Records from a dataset
:::::

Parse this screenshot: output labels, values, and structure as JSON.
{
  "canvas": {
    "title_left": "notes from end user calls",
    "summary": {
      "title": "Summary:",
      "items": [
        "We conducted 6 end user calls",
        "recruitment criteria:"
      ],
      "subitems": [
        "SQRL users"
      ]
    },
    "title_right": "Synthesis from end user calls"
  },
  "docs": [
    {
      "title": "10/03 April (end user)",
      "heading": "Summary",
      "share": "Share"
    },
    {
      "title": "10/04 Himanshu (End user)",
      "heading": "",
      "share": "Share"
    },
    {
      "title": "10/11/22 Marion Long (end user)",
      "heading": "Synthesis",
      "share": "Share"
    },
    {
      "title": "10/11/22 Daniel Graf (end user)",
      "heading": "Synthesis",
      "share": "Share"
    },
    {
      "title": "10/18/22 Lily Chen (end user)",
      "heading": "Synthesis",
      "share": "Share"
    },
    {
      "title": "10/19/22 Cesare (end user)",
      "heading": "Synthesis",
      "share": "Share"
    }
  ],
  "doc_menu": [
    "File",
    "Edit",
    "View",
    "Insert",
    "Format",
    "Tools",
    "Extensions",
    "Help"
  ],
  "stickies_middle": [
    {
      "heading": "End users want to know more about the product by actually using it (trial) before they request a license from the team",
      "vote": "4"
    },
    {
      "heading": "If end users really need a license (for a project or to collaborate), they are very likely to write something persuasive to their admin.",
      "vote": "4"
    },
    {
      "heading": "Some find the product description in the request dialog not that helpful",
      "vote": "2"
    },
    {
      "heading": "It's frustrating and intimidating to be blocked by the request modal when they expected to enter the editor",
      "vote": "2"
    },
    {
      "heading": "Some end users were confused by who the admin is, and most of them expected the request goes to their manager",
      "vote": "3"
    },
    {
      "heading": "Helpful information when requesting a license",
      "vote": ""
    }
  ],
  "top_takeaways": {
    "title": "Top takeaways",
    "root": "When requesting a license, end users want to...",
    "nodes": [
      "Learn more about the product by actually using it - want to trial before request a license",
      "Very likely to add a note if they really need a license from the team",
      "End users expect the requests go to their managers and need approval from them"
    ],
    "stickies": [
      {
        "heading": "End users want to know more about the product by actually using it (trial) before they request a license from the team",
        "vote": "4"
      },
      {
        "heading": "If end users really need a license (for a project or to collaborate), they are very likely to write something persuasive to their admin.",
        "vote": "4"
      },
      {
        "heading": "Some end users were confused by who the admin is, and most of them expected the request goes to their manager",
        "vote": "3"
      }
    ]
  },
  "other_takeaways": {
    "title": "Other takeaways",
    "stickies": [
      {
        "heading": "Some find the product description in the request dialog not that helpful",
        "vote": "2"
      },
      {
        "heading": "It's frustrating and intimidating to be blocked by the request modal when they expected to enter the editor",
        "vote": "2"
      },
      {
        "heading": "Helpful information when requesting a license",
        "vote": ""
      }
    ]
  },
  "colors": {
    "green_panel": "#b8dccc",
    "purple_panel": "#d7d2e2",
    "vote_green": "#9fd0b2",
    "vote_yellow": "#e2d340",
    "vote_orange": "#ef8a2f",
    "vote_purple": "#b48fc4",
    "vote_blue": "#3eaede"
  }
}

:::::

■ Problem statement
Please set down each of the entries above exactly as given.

■ Solved problem
Parse this screenshot: output labels, values, and structure as JSON.
{
  "canvas": {
    "title_left": "notes from end user calls",
    "summary": {
      "title": "Summary:",
      "items": [
        "We conducted 6 end user calls",
        "recruitment criteria:"
      ],
      "subitems": [
        "SQRL users"
      ]
    },
    "title_right": "Synthesis from end user calls"
  },
  "docs": [
    {
      "title": "10/03 April (end user)",
      "heading": "Summary",
      "share": "Share"
    },
    {
      "title": "10/04 Himanshu (End user)",
      "heading": "",
      "share": "Share"
    },
    {
      "title": "10/11/22 Marion Long (end user)",
      "heading": "Synthesis",
      "share": "Share"
    },
    {
      "title": "10/11/22 Daniel Graf (end user)",
      "heading": "Synthesis",
      "share": "Share"
    },
    {
      "title": "10/18/22 Lily Chen (end user)",
      "heading": "Synthesis",
      "share": "Share"
    },
    {
      "title": "10/19/22 Cesare (end user)",
      "heading": "Synthesis",
      "share": "Share"
    }
  ],
  "doc_menu": [
    "File",
    "Edit",
    "View",
    "Insert",
    "Format",
    "Tools",
    "Extensions",
    "Help"
  ],
  "stickies_middle": [
    {
      "heading": "End users want to know more about the product by actually using it (trial) before they request a license from the team",
      "vote": "4"
    },
    {
      "heading": "If end users really need a license (for a project or to collaborate), they are very likely to write something persuasive to their admin.",
      "vote": "4"
    },
    {
      "heading": "Some find the product description in the request dialog not that helpful",
      "vote": "2"
    },
    {
      "heading": "It's frustrating and intimidating to be blocked by the request modal when they expected to enter the editor",
      "vote": "2"
    },
    {
      "heading": "Some end users were confused by who the admin is, and most of them expected the request goes to their manager",
      "vote": "3"
    },
    {
      "heading": "Helpful information when requesting a license",
      "vote": ""
    }
  ],
  "top_takeaways": {
    "title": "Top takeaways",
    "root": "When requesting a license, end users want to...",
    "nodes": [
      "Learn more about the product by actually using it - want to trial before request a license",
      "Very likely to add a note if they really need a license from the team",
      "End users expect the requests go to their managers and need approval from them"
    ],
    "stickies": [
      {
        "heading": "End users want to know more about the product by actually using it (trial) before they request a license from the team",
        "vote": "4"
      },
      {
        "heading": "If end users really need a license (for a project or to collaborate), they are very likely to write something persuasive to their admin.",
        "vote": "4"
      },
      {
        "heading": "Some end users were confused by who the admin is, and most of them expected the request goes to their manager",
        "vote": "3"
      }
    ]
  },
  "other_takeaways": {
    "title": "Other takeaways",
    "stickies": [
      {
        "heading": "Some find the product description in the request dialog not that helpful",
        "vote": "2"
      },
      {
        "heading": "It's frustrating and intimidating to be blocked by the request modal when they expected to enter the editor",
        "vote": "2"
      },
      {
        "heading": "Helpful information when requesting a license",
        "vote": ""
      }
    ]
  },
  "colors": {
    "green_panel": "#b8dccc",
    "purple_panel": "#d7d2e2",
    "vote_green": "#9fd0b2",
    "vote_yellow": "#e2d340",
    "vote_orange": "#ef8a2f",
    "vote_purple": "#b48fc4",
    "vote_blue": "#3eaede"
  }
}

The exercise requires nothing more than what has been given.